For entry photographers, shooting fireworks looks is like shooting night scenes, it seems less complicated. But when it’s taken, it’s going to get messy, the effect of the photo is not as good as it should be. Here are some tips for shooting fireworks.
Getting Started with Firework Shooting
Many friends think that fireworks are a difficult subject to grasp in night, but you just master the skills for it. It is not difficult to take great firework photos!
Workers Must first Sharpen Their Tools
Like shooting night scenes, taking firework photos requires long exposures. Therefore, to take good pictures of fireworks, a solid tripod is necessary. Also, to avoid shaking when the shutter is pressed use the B shutter + Black card (explained later), we must cooperate with the use of the shutter cable. From this we can see that the recommended equipment for shooting fireworks is:
- Camera + long-short lens
- Shutter release
- Black card
How to use the black card will be introduced later in this article.
Set up a tripod and we can start setting up the camera-remember the “Exposure Triangle”? Let’s start with the aperture, shutter, and ISO. Settings:
As with the night scene, to get a clear and sharp image, it is recommended to use a small aperture, preferably f/8-f/16.
The shutter is one of the most important elements for shooting fireworks. To capture the moment when the fireworks burst, the shutter must be well controlled. In addition to the general semi-automatic modes such as aperture priority and shutter priority, it is recommended to use the “B shutter/T shutter” that most DSLRs also have. In this mode, you can freely control the exposure time of the camera. As long as you keep pressing the shutter release button/shutter release, the camera’s shutter will continue to open and keep the exposure, so that you can shoot the entire fireworks scene.
Like shooting night scenes, a low ISO (sensitivity) is better, because it can maintain the fineness of the photo, less noise, and better image quality.
Since the firework explosion method is instantaneous, autofocus must not catch up, so it is recommended that you use manual focus, turn the lens’s focus ring and focus to infinity (if the lens does not have a focal length ruler, you can use autofocus first and then focus (it’s very far away to adjust with manual focus). After focusing, be careful not to turn the focus ring again, otherwise, you may lose focus.
Black Card for Shooting Fireworks
In addition to the tripod and shutter, a piece of important equipment is the black card. Since we can’t fully grasp the time of fireworks exposure when shooting, we need the cooperation of black cards. When the fireworks have not burst, we have opened the shutter (using B shutter/T shutter), and covered the lens with a black card, so that light cannot enter the camera, as the shutter is closed, but when the fireworks burst, we immediately remove the black card for exposure. Using the same method, if we want multiple fireworks to appear on the screen, we can repeat the above steps. But keep in mind about the total exposure time, it is better not to deviate too much or too little.

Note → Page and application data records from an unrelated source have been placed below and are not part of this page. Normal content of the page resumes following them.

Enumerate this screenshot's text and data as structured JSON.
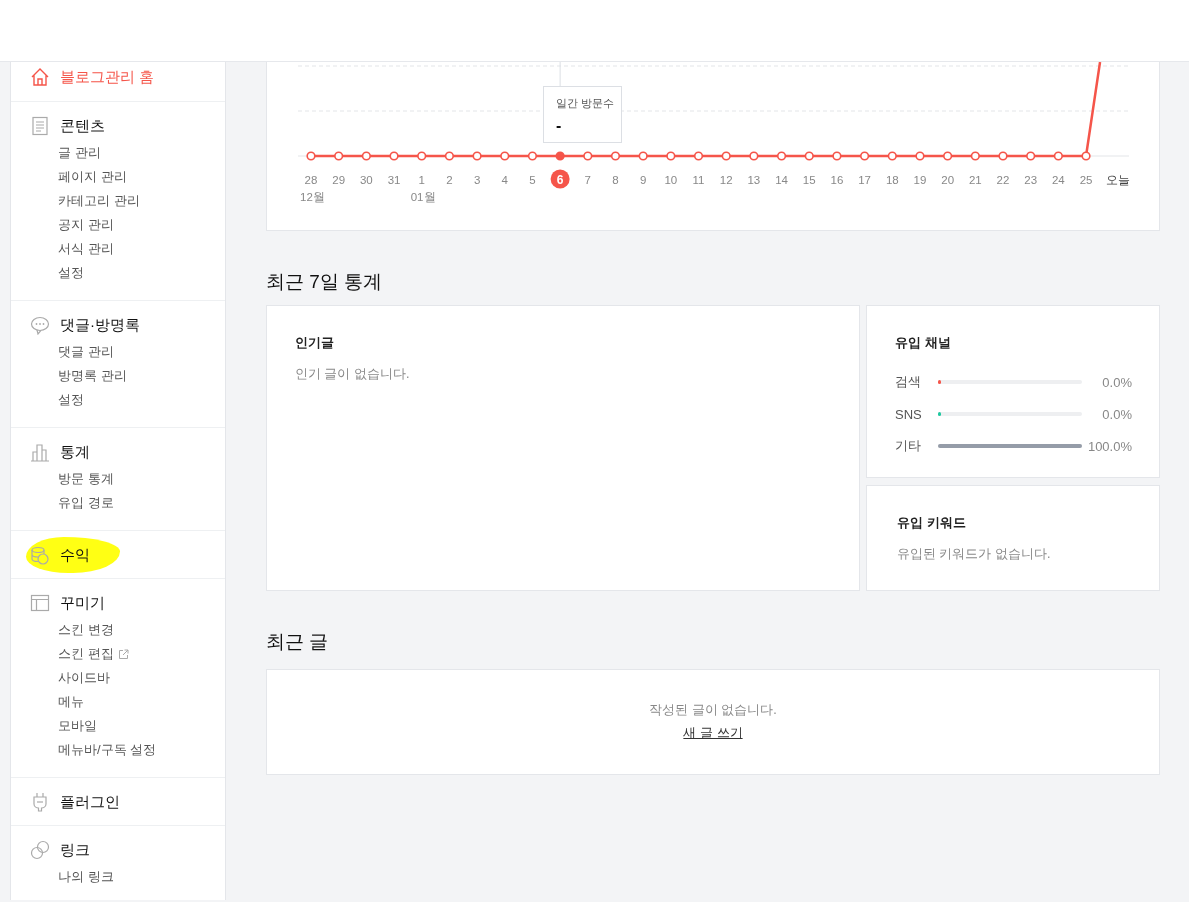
{
  "sidebar": {
    "sections": [
      {
        "title": "블로그관리 홈",
        "kind": "home",
        "active": true,
        "highlighted": false
      },
      {
        "title": "콘텐츠",
        "kind": "document",
        "active": false,
        "highlighted": false,
        "items": [
          {
            "label": "글 관리",
            "external": false
          },
          {
            "label": "페이지 관리",
            "external": false
          },
          {
            "label": "카테고리 관리",
            "external": false
          },
          {
            "label": "공지 관리",
            "external": false
          },
          {
            "label": "서식 관리",
            "external": false
          },
          {
            "label": "설정",
            "external": false
          }
        ]
      },
      {
        "title": "댓글·방명록",
        "kind": "comment",
        "active": false,
        "highlighted": false,
        "items": [
          {
            "label": "댓글 관리",
            "external": false
          },
          {
            "label": "방명록 관리",
            "external": false
          },
          {
            "label": "설정",
            "external": false
          }
        ]
      },
      {
        "title": "통계",
        "kind": "chart",
        "active": false,
        "highlighted": false,
        "items": [
          {
            "label": "방문 통계",
            "external": false
          },
          {
            "label": "유입 경로",
            "external": false
          }
        ]
      },
      {
        "title": "수익",
        "kind": "coins",
        "active": false,
        "highlighted": true
      },
      {
        "title": "꾸미기",
        "kind": "layout",
        "active": false,
        "highlighted": false,
        "items": [
          {
            "label": "스킨 변경",
            "external": false
          },
          {
            "label": "스킨 편집",
            "external": true
          },
          {
            "label": "사이드바",
            "external": false
          },
          {
            "label": "메뉴",
            "external": false
          },
          {
            "label": "모바일",
            "external": false
          },
          {
            "label": "메뉴바/구독 설정",
            "external": false
          }
        ]
      },
      {
        "title": "플러그인",
        "kind": "plug",
        "active": false,
        "highlighted": false
      },
      {
        "title": "링크",
        "kind": "link",
        "active": false,
        "highlighted": false,
        "items": [
          {
            "label": "나의 링크",
            "external": false
          }
        ]
      }
    ]
  },
  "visit_chart": {
    "x_labels": [
      {
        "label": "28",
        "month": "12월",
        "selected": false
      },
      {
        "label": "29",
        "selected": false
      },
      {
        "label": "30",
        "selected": false
      },
      {
        "label": "31",
        "selected": false
      },
      {
        "label": "1",
        "month": "01월",
        "selected": false
      },
      {
        "label": "2",
        "selected": false
      },
      {
        "label": "3",
        "selected": false
      },
      {
        "label": "4",
        "selected": false
      },
      {
        "label": "5",
        "selected": false
      },
      {
        "label": "6",
        "selected": true
      },
      {
        "label": "7",
        "selected": false
      },
      {
        "label": "8",
        "selected": false
      },
      {
        "label": "9",
        "selected": false
      },
      {
        "label": "10",
        "selected": false
      },
      {
        "label": "11",
        "selected": false
      },
      {
        "label": "12",
        "selected": false
      },
      {
        "label": "13",
        "selected": false
      },
      {
        "label": "14",
        "selected": false
      },
      {
        "label": "15",
        "selected": false
      },
      {
        "label": "16",
        "selected": false
      },
      {
        "label": "17",
        "selected": false
      },
      {
        "label": "18",
        "selected": false
      },
      {
        "label": "19",
        "selected": false
      },
      {
        "label": "20",
        "selected": false
      },
      {
        "label": "21",
        "selected": false
      },
      {
        "label": "22",
        "selected": false
      },
      {
        "label": "23",
        "selected": false
      },
      {
        "label": "24",
        "selected": false
      },
      {
        "label": "25",
        "selected": false
      },
      {
        "label": "오늘",
        "selected": false
      }
    ],
    "tooltip": {
      "title": "일간 방문수",
      "value": "-"
    }
  },
  "weekly_stats": {
    "title": "최근 7일 통계",
    "popular_posts": {
      "title": "인기글",
      "empty_text": "인기 글이 없습니다."
    },
    "channels": {
      "title": "유입 채널",
      "rows": [
        {
          "name": "검색",
          "level": 0,
          "reading": "0.0%",
          "color": "#f5554a"
        },
        {
          "name": "SNS",
          "level": 0,
          "reading": "0.0%",
          "color": "#1ec8a0"
        },
        {
          "name": "기타",
          "level": 1,
          "reading": "100.0%",
          "color": "#959ca8"
        }
      ]
    },
    "keywords": {
      "title": "유입 키워드",
      "empty_text": "유입된 키워드가 없습니다."
    }
  },
  "recent_posts": {
    "title": "최근 글",
    "empty_text": "작성된 글이 없습니다.",
    "link": "새 글 쓰기"
  }
}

Of course, there are other special shooting techniques for shooting fireworks, including deliberately out of focus, pull out and so on. These advanced skills will be left to the actual fireworks show next time!
Points to note when Shooting Smoke:
- Earn a favorable position to shoot the entire fireworks show before the fireworks show; if there is a crowd in front, you may wish to shoot people watching the fireworks as a foreground;
- Pay attention to the positions of several fireworks. If too many fireworks are repeated, the photos will be distorted, but they will not look good;
- Focal length selection-telephoto or wide-angle is also available, there are no restrictions, just look at the environment at the time, it is recommended to shoot at both focal lengths!
Author: Alex Tam